What the statement says is that teachers will be able to describe their beliefs. In other words they will be able to say, “I believe marriage is such-and-such”. But describing personal beliefs is not the issue and ‘describing’ is not the same as ‘teaching’.
What really matters is that teachers (and therefore presumably the curriculum) will have to “acknowledge and act within the new legislative position”.
In other words, they will be able to describe their own beliefs according to their faith about anything they like, but on this issue they will have to acknowledge the existence of same-sex marriage and they will have to act in accordance with this — which I doubt means they can teach that this is wrong or a biological impossibility or whatever else may come to mind.
Once again, then, the Government is using ‘smoke and mirrors’. Same-sex marriage is being introduced in the name of ‘freedom’ (a freedom of which, according to Maria Miller, all religious groups, even the Church of England, should actually consider availing themselves, since she says [as an Anglican herself] there is “a really strong argument to be had ... for churches really to be considering the opportunities here”), but the Church of England has (without having been consulted or informed) been singled out, albeit in a traditionalist (I nearly said ‘conservative’) direction.
Then we discover that teachers will be ‘free’ to describe their belief that this is wrong, but they will be required to acknowledge and act according to the new status quo.
This is why the issue is not, in the end, the sex or the marriage, but power.
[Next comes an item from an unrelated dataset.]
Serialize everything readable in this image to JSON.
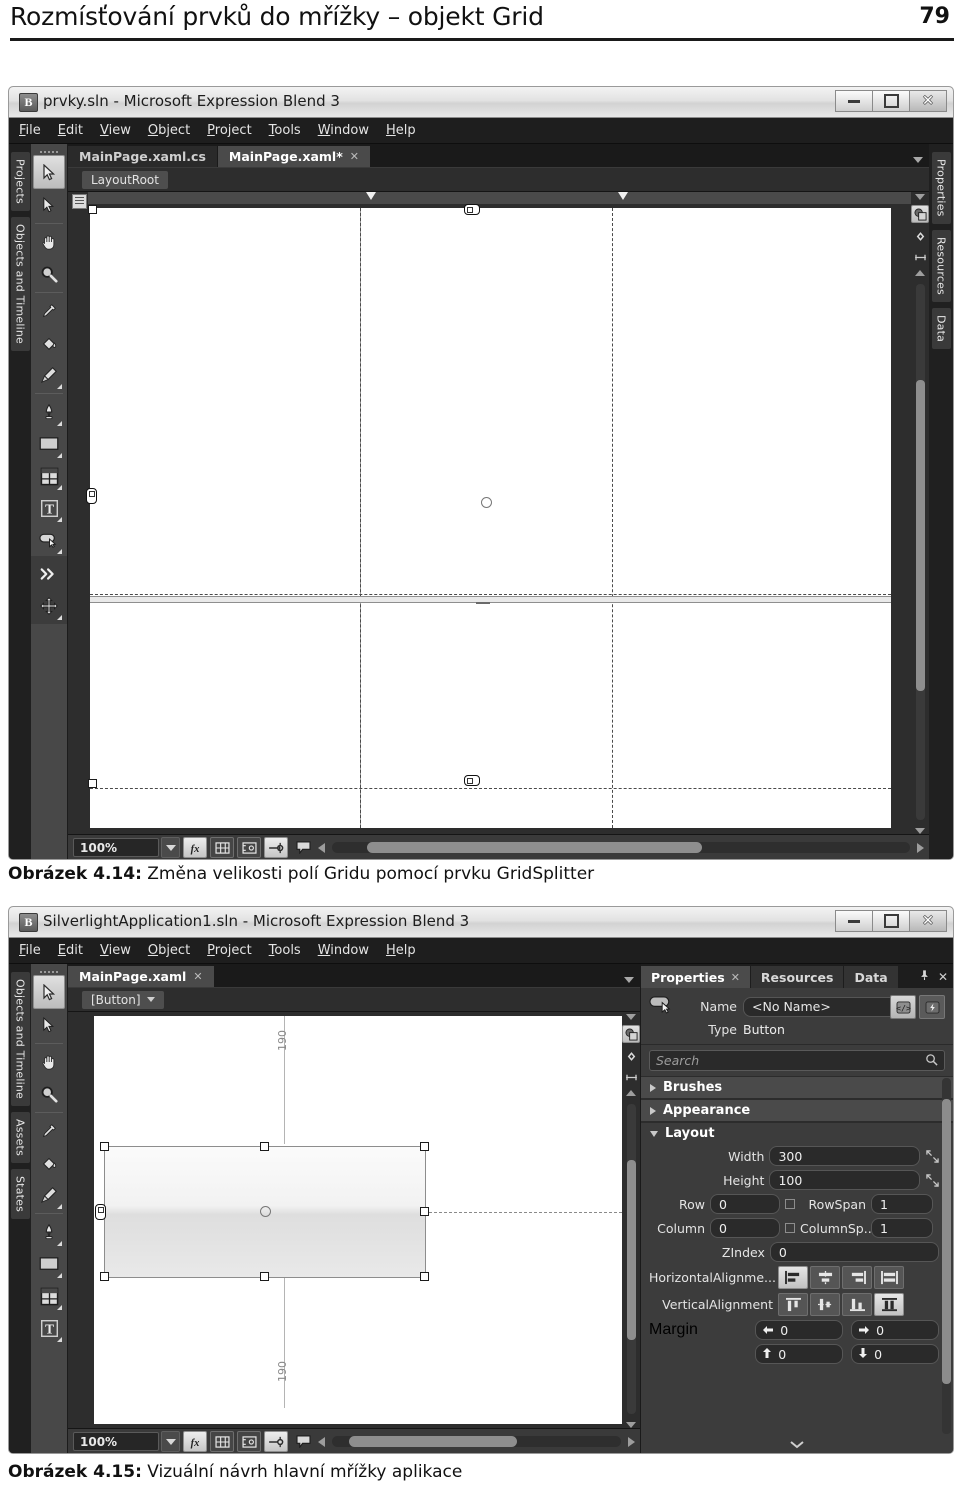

And it is why we should ponder the words of CS Lewis in The Abolition of Man:
Each generation exercises power over its successors: and each, in so far as it modifies the environment bequeathed to it and rebels against tradition, resists and limits the power of its predecessors. In reality, of course, if any one age really attains ... the power to make its descendants what it pleases, all men who live after it are the patients of that power.
Our confused politicians, with their incoherent legislation (Maria Miller spoke repeatedly of ‘civil marriage’ when she was describing opening it up to religious groups) , believe (again in the words of Ms Miller) that they are about to bequeath “one of the momentous changes that this Government will make” — and indeed she is right, but not in the way she thinks.
The real problem beneath all the ballyhoo is that despite human civilizations having believed and acted one way for thousands of years, from whatever date determined by the Government we will all have to ‘reset’ our thinking, even though some of us believe what we are being required to think is unsustainable at the deepest level of reality.
A law-making body which treats human beings in such a way is frankly dangerous to humanity. As Lewis, again, put it, writing in the dark years of the Second World War, when the outcome was by no means settled:
... many a mild-eyed scientist in pince-nez, many a popular dramatist, many an amateur philosopher in our midst, means in the long run just the same as the Nazi rulers of Germany. Traditional values are to be `debunked' and mankind to be cut out into some fresh shape at the will (which must, by hypothesis, be an arbitrary will) of some few lucky people in one lucky generation which has learned how to do it.
Significantly, Lewis’s little book was subtitled, “Reflections on education with special reference to the teaching of English in the upper forms of schools.” Rightly he recognized that the most innocent-seeming practices might have far from innocent outcomes, especially if they affected education.
The teacher who must teach what he does not believe is, actually, not a teacher at all but an indocrinator. And if he must teach what the Government tells him to teach against not just his convictions but in contradiction of the previous self-understanding of humanity then we are in a situation about as far away from genuine freedom as one could imagine.Please give a full name and location when posting. Comments without this information may be deleted. Recommend: